Neusner’s claim that in Hebrews, every principal term of reference within Judaism is replaced by Christ seems out of sync with the text. There may be re-interpretations in light of God’s act in and through Christ, but the essential elements remain in place. Love, the heart of Torah (Leviticus 19:17-18), returns as a divine mandate (13:1). Rather than a rabid individualism, we find a strong emphasis on life in community with lines of accountability and authority established (13:7, 17). Marriage is exalted (13:4), the stranger in the gate remembered (19:2) and works of charity recommended (13:16).
Neusner is certainly right when he states that there is a “radical disjunction” between Judaism and Christianity with regard to the remedy for sin and atonement (p. 219). That is what the Epistle to the Hebrews is all about. But, even considering the occasional jarring language in some “New Testament” writings, he seriously overstates the differences between the two faiths, posing dichotomies where none exist. Frankly, after reading Neusner’s description above of a Christianity that misses the point, I wondered where he might have met all those Christians who believe and live that way. Beside mostly small sectarian movements, I find slight evidence in either Christian theology or the church’s historical experience that supports such a view. A predominantly privatized, individualized and other-worldly Christianity is indeed what many people would like to see, but to their chagrin fail to find in our contemporary society.
Is the Epistle to the Hebrews a post-Judaic and supersessionist document? We ought to have an honest and open dialogue about that, both among Christians as well as between Christians and Jews. I offer the above reflections not as an exercise in polemics, but rather as a preliminary contribution to such conversations. Using the once popular imagery of D-Day and V-Day, at the center of the World War II saga, we see that after the beachhead had been established the battles that followed could be fought in “the full assurance of hope” that the ultimate victory had been ensured. I read Hebrews as a chapter in the cosmic drama of redemption. In Christ, a decisive breakthrough of God’s kingdom has occurred. Through the Spirit, we have “tasted the good word of God and the powers of the age to come”; and now, trusting God’s promises, we face the continuing struggles of this world in “the full assurance of hope.”

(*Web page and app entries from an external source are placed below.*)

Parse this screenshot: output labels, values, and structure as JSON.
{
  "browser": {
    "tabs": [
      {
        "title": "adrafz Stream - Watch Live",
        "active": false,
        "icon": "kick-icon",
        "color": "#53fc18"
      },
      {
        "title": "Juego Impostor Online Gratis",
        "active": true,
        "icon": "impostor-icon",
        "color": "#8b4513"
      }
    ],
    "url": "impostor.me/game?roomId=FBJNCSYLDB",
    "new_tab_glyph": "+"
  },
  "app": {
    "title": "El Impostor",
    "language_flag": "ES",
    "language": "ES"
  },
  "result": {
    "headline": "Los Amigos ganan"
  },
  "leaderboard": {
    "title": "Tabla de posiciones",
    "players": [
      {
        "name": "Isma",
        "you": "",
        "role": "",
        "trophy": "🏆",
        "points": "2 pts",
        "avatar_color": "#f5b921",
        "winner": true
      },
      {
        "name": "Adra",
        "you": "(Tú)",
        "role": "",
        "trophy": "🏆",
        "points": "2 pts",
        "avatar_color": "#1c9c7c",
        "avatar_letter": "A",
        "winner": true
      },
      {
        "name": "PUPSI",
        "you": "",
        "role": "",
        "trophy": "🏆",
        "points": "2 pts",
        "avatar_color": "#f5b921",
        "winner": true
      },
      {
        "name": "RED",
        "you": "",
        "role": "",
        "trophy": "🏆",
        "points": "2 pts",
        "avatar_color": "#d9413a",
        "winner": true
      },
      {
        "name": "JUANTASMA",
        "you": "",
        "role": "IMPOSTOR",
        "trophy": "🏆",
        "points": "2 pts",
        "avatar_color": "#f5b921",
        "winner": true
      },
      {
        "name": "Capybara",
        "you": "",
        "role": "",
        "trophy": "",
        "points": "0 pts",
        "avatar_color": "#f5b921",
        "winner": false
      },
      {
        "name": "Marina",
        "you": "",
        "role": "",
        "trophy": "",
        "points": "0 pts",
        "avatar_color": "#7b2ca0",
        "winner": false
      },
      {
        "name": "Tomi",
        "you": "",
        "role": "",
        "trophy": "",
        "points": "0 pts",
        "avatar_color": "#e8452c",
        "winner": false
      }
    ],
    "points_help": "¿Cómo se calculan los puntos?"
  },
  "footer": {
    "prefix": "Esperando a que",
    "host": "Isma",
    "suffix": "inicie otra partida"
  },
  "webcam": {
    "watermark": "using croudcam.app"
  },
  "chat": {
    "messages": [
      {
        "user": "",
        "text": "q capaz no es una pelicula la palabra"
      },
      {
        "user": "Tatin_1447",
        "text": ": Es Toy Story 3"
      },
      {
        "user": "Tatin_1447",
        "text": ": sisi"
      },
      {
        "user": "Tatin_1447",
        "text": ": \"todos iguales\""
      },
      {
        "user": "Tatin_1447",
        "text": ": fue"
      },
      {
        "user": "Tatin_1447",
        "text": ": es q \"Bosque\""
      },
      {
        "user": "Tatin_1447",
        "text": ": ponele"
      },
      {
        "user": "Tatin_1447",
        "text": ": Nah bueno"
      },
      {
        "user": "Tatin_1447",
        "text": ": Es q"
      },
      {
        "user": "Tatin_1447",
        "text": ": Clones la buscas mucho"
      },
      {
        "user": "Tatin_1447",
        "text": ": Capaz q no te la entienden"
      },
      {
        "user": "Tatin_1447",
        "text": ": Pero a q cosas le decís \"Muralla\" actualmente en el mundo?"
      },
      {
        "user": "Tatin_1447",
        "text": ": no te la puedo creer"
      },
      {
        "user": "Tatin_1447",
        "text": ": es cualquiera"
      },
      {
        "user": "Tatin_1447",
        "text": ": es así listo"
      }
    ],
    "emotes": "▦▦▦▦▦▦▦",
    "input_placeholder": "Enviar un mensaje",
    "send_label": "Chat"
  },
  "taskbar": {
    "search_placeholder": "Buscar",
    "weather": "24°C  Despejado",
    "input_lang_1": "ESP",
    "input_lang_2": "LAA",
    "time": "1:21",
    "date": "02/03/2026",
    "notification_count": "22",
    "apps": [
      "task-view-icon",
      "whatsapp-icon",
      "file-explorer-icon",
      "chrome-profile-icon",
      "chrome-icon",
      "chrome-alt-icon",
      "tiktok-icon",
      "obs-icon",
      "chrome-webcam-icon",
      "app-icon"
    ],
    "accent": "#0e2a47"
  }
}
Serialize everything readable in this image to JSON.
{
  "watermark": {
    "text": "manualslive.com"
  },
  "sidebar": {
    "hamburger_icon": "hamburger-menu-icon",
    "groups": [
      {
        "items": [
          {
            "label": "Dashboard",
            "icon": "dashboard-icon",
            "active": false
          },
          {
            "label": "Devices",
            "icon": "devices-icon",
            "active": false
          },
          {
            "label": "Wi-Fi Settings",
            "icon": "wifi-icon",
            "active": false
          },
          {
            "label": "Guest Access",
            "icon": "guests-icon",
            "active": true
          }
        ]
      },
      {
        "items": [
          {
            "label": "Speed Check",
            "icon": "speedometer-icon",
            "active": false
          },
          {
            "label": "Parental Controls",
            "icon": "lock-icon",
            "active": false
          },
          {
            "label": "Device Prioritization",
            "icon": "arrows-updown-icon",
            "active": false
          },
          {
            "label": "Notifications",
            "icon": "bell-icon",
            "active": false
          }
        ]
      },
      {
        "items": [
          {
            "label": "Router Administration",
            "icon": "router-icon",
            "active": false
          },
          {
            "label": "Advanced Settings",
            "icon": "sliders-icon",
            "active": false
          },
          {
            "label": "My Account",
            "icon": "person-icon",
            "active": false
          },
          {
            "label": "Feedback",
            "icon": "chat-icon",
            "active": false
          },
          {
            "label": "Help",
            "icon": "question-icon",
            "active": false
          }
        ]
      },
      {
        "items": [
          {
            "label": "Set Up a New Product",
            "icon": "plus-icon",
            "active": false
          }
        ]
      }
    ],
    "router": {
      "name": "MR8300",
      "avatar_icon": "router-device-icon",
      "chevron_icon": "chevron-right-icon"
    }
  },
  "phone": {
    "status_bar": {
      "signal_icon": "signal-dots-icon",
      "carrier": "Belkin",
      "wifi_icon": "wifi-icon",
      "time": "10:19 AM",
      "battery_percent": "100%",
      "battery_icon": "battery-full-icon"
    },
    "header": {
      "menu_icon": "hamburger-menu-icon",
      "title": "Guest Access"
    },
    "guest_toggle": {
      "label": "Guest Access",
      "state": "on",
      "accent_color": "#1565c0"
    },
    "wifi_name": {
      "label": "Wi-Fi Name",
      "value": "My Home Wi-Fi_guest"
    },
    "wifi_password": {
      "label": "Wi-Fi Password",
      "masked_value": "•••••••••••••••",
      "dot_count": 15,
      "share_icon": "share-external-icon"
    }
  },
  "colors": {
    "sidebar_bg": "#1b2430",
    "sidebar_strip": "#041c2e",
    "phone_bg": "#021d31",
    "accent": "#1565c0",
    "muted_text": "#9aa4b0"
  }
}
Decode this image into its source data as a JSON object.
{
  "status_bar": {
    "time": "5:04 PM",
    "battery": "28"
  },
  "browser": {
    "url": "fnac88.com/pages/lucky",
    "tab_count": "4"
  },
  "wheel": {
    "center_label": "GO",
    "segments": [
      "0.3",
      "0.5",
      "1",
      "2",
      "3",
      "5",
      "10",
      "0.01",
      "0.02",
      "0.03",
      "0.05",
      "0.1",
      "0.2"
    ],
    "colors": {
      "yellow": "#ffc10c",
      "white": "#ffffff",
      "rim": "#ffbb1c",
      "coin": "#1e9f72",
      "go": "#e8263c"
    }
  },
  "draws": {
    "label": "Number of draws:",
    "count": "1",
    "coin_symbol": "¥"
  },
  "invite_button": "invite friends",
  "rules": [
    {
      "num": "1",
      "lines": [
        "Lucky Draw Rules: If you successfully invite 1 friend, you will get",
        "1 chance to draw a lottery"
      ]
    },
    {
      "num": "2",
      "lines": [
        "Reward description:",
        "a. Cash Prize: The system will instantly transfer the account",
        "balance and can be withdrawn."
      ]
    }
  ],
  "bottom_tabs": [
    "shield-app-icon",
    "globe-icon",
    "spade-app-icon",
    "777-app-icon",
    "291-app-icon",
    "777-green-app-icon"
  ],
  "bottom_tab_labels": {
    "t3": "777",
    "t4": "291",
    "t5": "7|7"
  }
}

Rev. Isaac Rottenberg is a retired general executive of the Reformed Churches in America. He is author of Christian-Jewish Dialogue: Exploring our Commonalities and our Differences. © 2007 Hebraic Christian Global Community. This article is reproduced with publisher’s permission from the “Supersessionism” issue of Restore!, the official journal of Hebraic Christian Global Community. For more information see http://www.hebraiccommunity.org/